Problem requirements: All of the data should be repeated exactly; pictures are not part of the copy.
______
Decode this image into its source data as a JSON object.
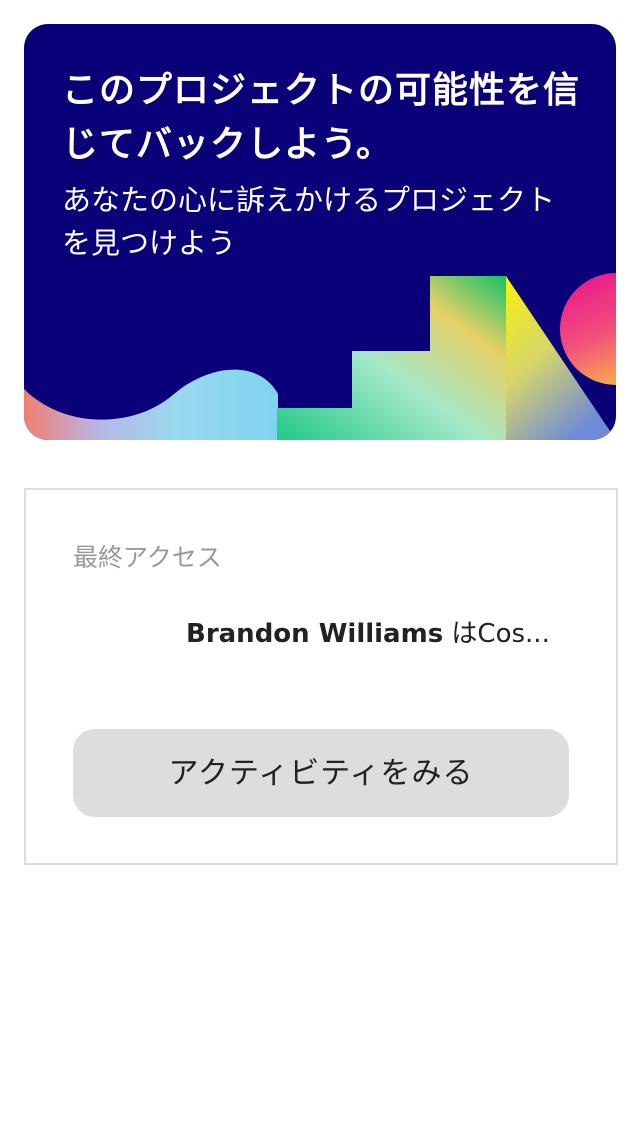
{
  "hero": {
    "title": "このプロジェクトの可能性を信じてバックしよう。",
    "subtitle": "あなたの心に訴えかけるプロジェクトを見つけよう",
    "background_color": "#0a0078"
  },
  "activity": {
    "label": "最終アクセス",
    "user_name": "Brandon Williams",
    "text": " はCos...",
    "button_label": "アクティビティをみる"
  }
}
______
Task response:
Decode this image into its source data as a JSON object.
{
  "hero": {
    "title": "このプロジェクトの可能性を信じてバックしよう。",
    "subtitle": "あなたの心に訴えかけるプロジェクトを見つけよう",
    "background_color": "#0a0078"
  },
  "activity": {
    "label": "最終アクセス",
    "user_name": "Brandon Williams",
    "text": " はCos...",
    "button_label": "アクティビティをみる"
  }
}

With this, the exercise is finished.